This is almost always caused by using too much water on the finer grits. What's happening is you are hydroplaning on the disk. As you are grinding, you are actually floating on top of a layer of water, every so often you will displace enough of the water so your piece will "grab" the wheel. You may feel like you're grinding along quite nicely, but it's actually very inefficient.
Simply reduce the amount of water flow that you are using on the wheel and that should fix the problem. The other possible cause is that you are not putting uniform pressure on your glass while grinding.
We've actually also had some customers who start off using too little water. This can have the opposite effect of hydroplaning where you are actually creating too much friction between the diamonds and the glass and the friction is pulling the glass out of your hands. It's very important to have the correct amount of water on the disks.
A good rule of thumb is to reduce the water flow on your disk until you start to see the white ground glass beginning to build up on the edge of your disk as you work. Then use a little bit more water to get that buildup off the disk as you work. That's generally the right amount of water for each grit.

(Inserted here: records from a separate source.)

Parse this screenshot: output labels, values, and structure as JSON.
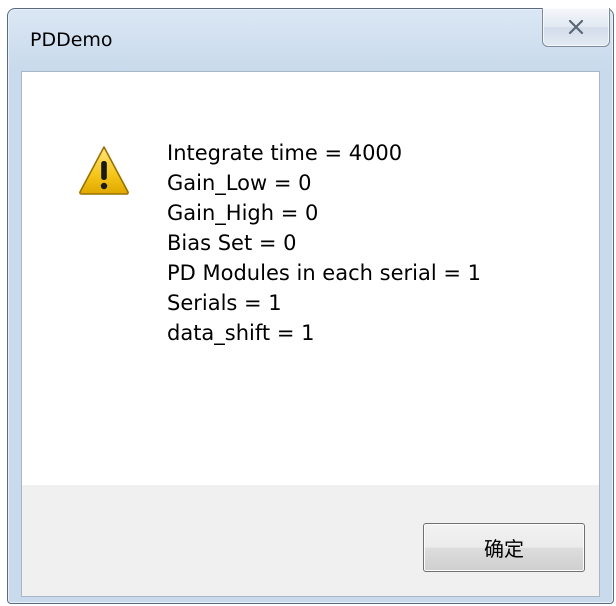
{
  "window": {
    "title": "PDDemo",
    "close_glyph": "x"
  },
  "dialog": {
    "icon": "warning-icon",
    "lines": [
      "Integrate time = 4000",
      "Gain_Low = 0",
      "Gain_High = 0",
      "Bias Set = 0",
      "PD Modules in each serial = 1",
      "Serials = 1",
      "data_shift = 1"
    ],
    "ok_label": "确定"
  },
  "colors": {
    "frame": "#c9daec",
    "footer": "#f0f0f0",
    "warning_fill": "#f5c518"
  }
}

You'll eventually get the hang of which disk requires which amount of water.